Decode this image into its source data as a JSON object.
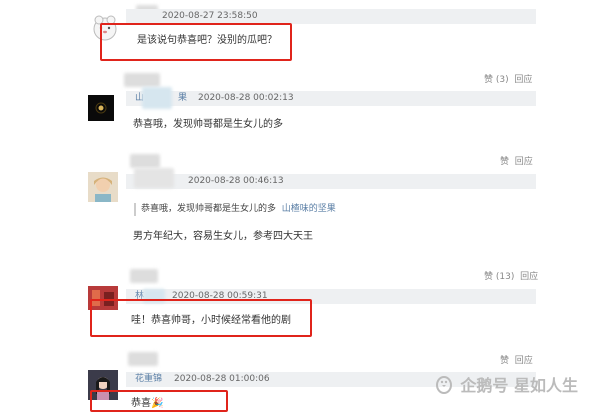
{
  "comments": [
    {
      "time": "2020-08-27 23:58:50",
      "text": "是该说句恭喜吧？没别的瓜吧？",
      "likes": "赞 (3)",
      "reply": "回应"
    },
    {
      "user_partial": "山",
      "user_tail": "果",
      "time": "2020-08-28 00:02:13",
      "text": "恭喜哦，发现帅哥都是生女儿的多",
      "likes": "赞",
      "reply": "回应"
    },
    {
      "time": "2020-08-28 00:46:13",
      "quote_text": "恭喜哦，发现帅哥都是生女儿的多",
      "quote_user": "山楂味的坚果",
      "text": "男方年纪大，容易生女儿，参考四大天王",
      "likes": "赞 (13)",
      "reply": "回应"
    },
    {
      "user_partial": "林",
      "time": "2020-08-28 00:59:31",
      "text": "哇！恭喜帅哥，小时候经常看他的剧",
      "likes": "赞",
      "reply": "回应"
    },
    {
      "user": "花重锦",
      "time": "2020-08-28 01:00:06",
      "text": "恭喜🎉"
    }
  ],
  "watermark": "企鹅号 星如人生",
  "colors": {
    "highlight": "#e0241b",
    "meta_bg": "#eef0f2",
    "link": "#5b7fa6"
  }
}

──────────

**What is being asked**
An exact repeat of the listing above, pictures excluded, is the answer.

**Problem solution**
Decode this image into its source data as a JSON object.
{
  "comments": [
    {
      "time": "2020-08-27 23:58:50",
      "text": "是该说句恭喜吧？没别的瓜吧？",
      "likes": "赞 (3)",
      "reply": "回应"
    },
    {
      "user_partial": "山",
      "user_tail": "果",
      "time": "2020-08-28 00:02:13",
      "text": "恭喜哦，发现帅哥都是生女儿的多",
      "likes": "赞",
      "reply": "回应"
    },
    {
      "time": "2020-08-28 00:46:13",
      "quote_text": "恭喜哦，发现帅哥都是生女儿的多",
      "quote_user": "山楂味的坚果",
      "text": "男方年纪大，容易生女儿，参考四大天王",
      "likes": "赞 (13)",
      "reply": "回应"
    },
    {
      "user_partial": "林",
      "time": "2020-08-28 00:59:31",
      "text": "哇！恭喜帅哥，小时候经常看他的剧",
      "likes": "赞",
      "reply": "回应"
    },
    {
      "user": "花重锦",
      "time": "2020-08-28 01:00:06",
      "text": "恭喜🎉"
    }
  ],
  "watermark": "企鹅号 星如人生",
  "colors": {
    "highlight": "#e0241b",
    "meta_bg": "#eef0f2",
    "link": "#5b7fa6"
  }
}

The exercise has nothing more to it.